  12. We support the call made to the AUC by member states and experts gathered in the Continental Consultative Meeting on the Implementation and Supervision of the 1969 OAU Refugee Convention marking the 50th year anniversary of the Convention to develop guidelines on Refugee Status Determination and related matter and underline our readiness to collaborate with the AU, UNHCR and other partners to support advocacy, training and implementation efforts.

    On xenophobia violence and other forms of intolerances
     
  13. We call on all AU Member States that have not yet done so to become State Parties to the 1969 African Refugee Convention. 
     
  14. We unequivocally condemn violence against foreign nationals in all African countries, including South Africa.
     
  15. We call on states to fully implement the 2001 Durban Declaration and Programme of Action Against Racism, Racial Discrimination, Xenophobia, and Related Intolerance; and to develop adequate measures that respond to the socio-economic conditions of nationals within the state to avoid tensions.

    Beyond the rhetoric 

  16. We commit to moving beyond the rhetoric through enhanced research, engagement and interventions on the protection of forced migrants.

    On the role of academic network, researchers and research agenda
     
  17. We recognize the contribution made by academic institutions, civil society organisations and communities in the protection of refugees, asylum seekers and IDPs through research, awareness-raising and advocacy.
     
  18. We recognise the contribution of the Global Engagement Network on Internal Displacement in Africa (GENIDA) in addressing the issue of internal displacement and call for further research on the issue leveraging on the network.
     
  19. We also welcome the network that is being established within the framework of the Global Compact of Refugees and pledge to actively contribute to its success.
     
  20. We call for more contributions to strengthen data collection, analysis, and research on forced migration.
     
  21. We commit to mobilise collective action to conduct further research in the following areas:
  • Development-related displacement through support for data generation and case by case analysis taking advantage of innovations and big data;
  • Extent of participation and consultation of IDPs and refugees in policy-making and implementation;
  • Community-based protection of refugees, IDPs and other persons of concern;
  • Best practices on the protection of refugees and IDPs;
  • Domestic impact of the African Refugee Convention and Kampala Convention;
  • Humanitarian mediation in the protection of forced migrants;
  • Comparative analysis on the role of faith-based organisations in the protection of forced migrants;
  • Support and better collaboration between AU mechanisms engaged with forced migration;
  • Full understanding of the root causes and durable solutions for the protection of refugees and migrants;
  • Role of mental health in sustainable rehabilitation of refugees and IDPs;
  • Relationship between humanitarian and development actors;
  • Ethical considerations surrounding new age data collection on forced migration;
  • Cross-border movement of people and the link with the process at the global level; and
  • Implications of the lack of appropriate terminology on refugees and IDPs in local languages.
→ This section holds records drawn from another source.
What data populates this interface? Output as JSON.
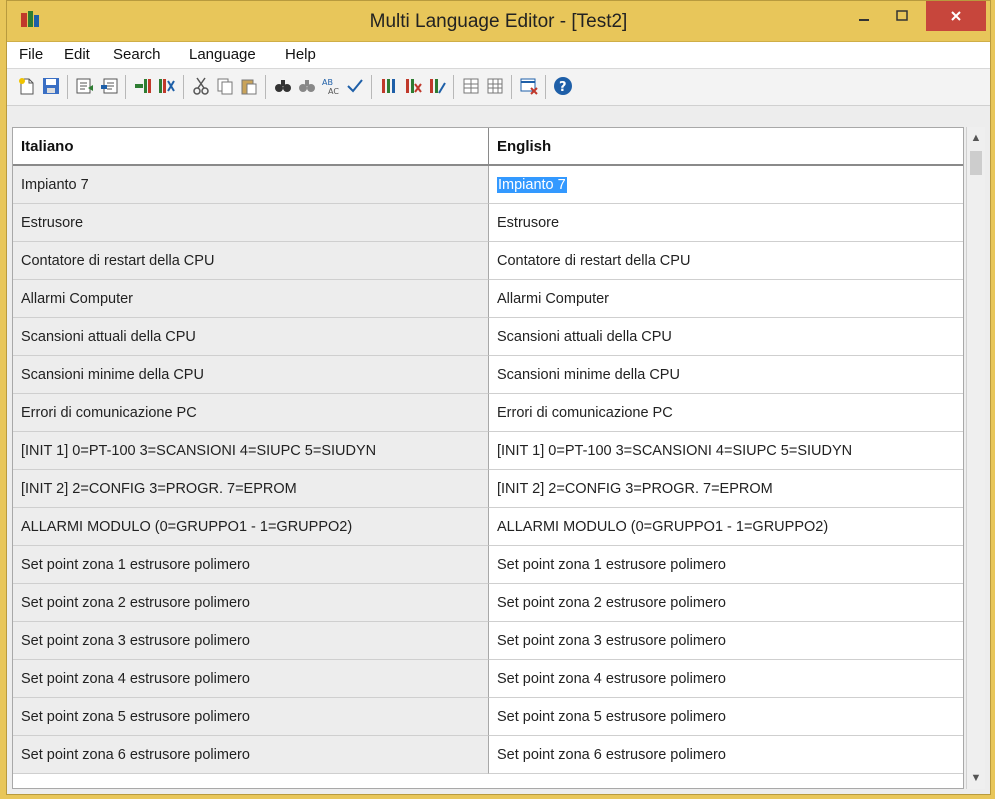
{
  "window": {
    "title": "Multi Language Editor - [Test2]"
  },
  "menu": [
    "File",
    "Edit",
    "Search",
    "Language",
    "Help"
  ],
  "columns": {
    "italiano": "Italiano",
    "english": "English"
  },
  "rows": [
    {
      "it": "Impianto 7",
      "en": "Impianto 7"
    },
    {
      "it": "Estrusore",
      "en": "Estrusore"
    },
    {
      "it": "Contatore di restart della CPU",
      "en": "Contatore di restart della CPU"
    },
    {
      "it": "Allarmi Computer",
      "en": "Allarmi Computer"
    },
    {
      "it": "Scansioni attuali della CPU",
      "en": "Scansioni attuali della CPU"
    },
    {
      "it": "Scansioni minime della CPU",
      "en": "Scansioni minime della CPU"
    },
    {
      "it": "Errori di comunicazione PC",
      "en": "Errori di comunicazione PC"
    },
    {
      "it": "[INIT 1] 0=PT-100 3=SCANSIONI 4=SIUPC 5=SIUDYN",
      "en": "[INIT 1] 0=PT-100 3=SCANSIONI 4=SIUPC 5=SIUDYN"
    },
    {
      "it": "[INIT 2] 2=CONFIG 3=PROGR. 7=EPROM",
      "en": "[INIT 2] 2=CONFIG 3=PROGR. 7=EPROM"
    },
    {
      "it": "ALLARMI MODULO  (0=GRUPPO1 - 1=GRUPPO2)",
      "en": "ALLARMI MODULO  (0=GRUPPO1 - 1=GRUPPO2)"
    },
    {
      "it": "Set point zona 1 estrusore polimero",
      "en": "Set point zona 1 estrusore polimero"
    },
    {
      "it": "Set point zona 2 estrusore polimero",
      "en": "Set point zona 2 estrusore polimero"
    },
    {
      "it": "Set point zona 3 estrusore polimero",
      "en": "Set point zona 3 estrusore polimero"
    },
    {
      "it": "Set point zona 4 estrusore polimero",
      "en": "Set point zona 4 estrusore polimero"
    },
    {
      "it": "Set point zona 5 estrusore polimero",
      "en": "Set point zona 5 estrusore polimero"
    },
    {
      "it": "Set point zona 6 estrusore polimero",
      "en": "Set point zona 6 estrusore polimero"
    }
  ],
  "colors": {
    "titlebar": "#e8c65a",
    "close": "#c7463c",
    "selection": "#3399ff"
  },
  "toolbar_icons": [
    "new-icon",
    "save-icon",
    "export-icon",
    "import-icon",
    "add-column-icon",
    "remove-column-icon",
    "cut-icon",
    "copy-icon",
    "paste-icon",
    "find-icon",
    "find-next-icon",
    "replace-icon",
    "spellcheck-icon",
    "language-add-icon",
    "language-delete-icon",
    "language-edit-icon",
    "grid-icon",
    "grid-alt-icon",
    "clear-icon",
    "help-icon"
  ]
}
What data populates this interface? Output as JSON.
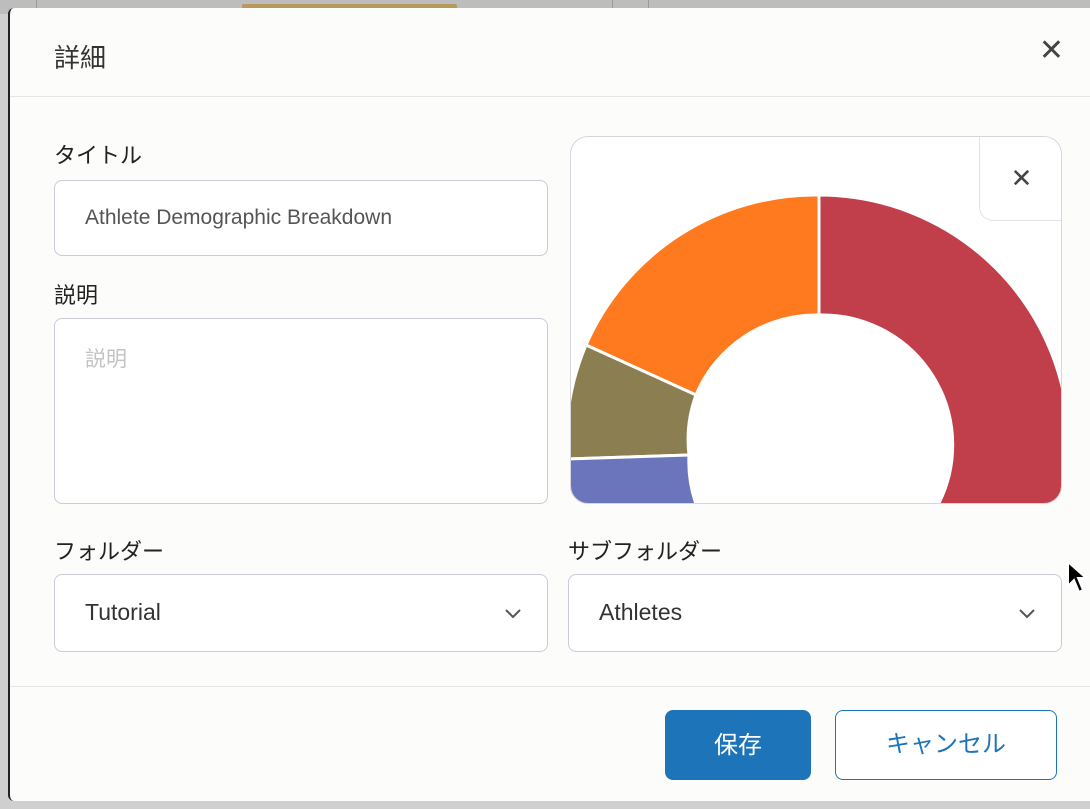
{
  "dialog": {
    "title": "詳細",
    "close_icon": "close-icon"
  },
  "form": {
    "title_label": "タイトル",
    "title_value": "Athlete Demographic Breakdown",
    "description_label": "説明",
    "description_placeholder": "説明",
    "folder_label": "フォルダー",
    "folder_value": "Tutorial",
    "subfolder_label": "サブフォルダー",
    "subfolder_value": "Athletes"
  },
  "preview": {
    "remove_icon": "close-icon"
  },
  "buttons": {
    "save_label": "保存",
    "cancel_label": "キャンセル"
  },
  "chart_data": {
    "type": "pie",
    "variant": "donut (partially visible, cropped)",
    "slices": [
      {
        "color": "#c13f4b",
        "visible_start_deg": 0,
        "visible_end_deg": 150
      },
      {
        "color": "#ff7a1f",
        "visible_start_deg": 300,
        "visible_end_deg": 360
      },
      {
        "color": "#8b7f52",
        "visible_start_deg": 270,
        "visible_end_deg": 300
      },
      {
        "color": "#6a75bb",
        "visible_start_deg": 255,
        "visible_end_deg": 270
      }
    ]
  }
}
7 September 2019


 

 

- Author Centre for Human Rights
Published by Yolanda Booyzen

Copyright © University of Pretoria 2019. All rights reserved.

FAQ's Email Us Virtual Campus Share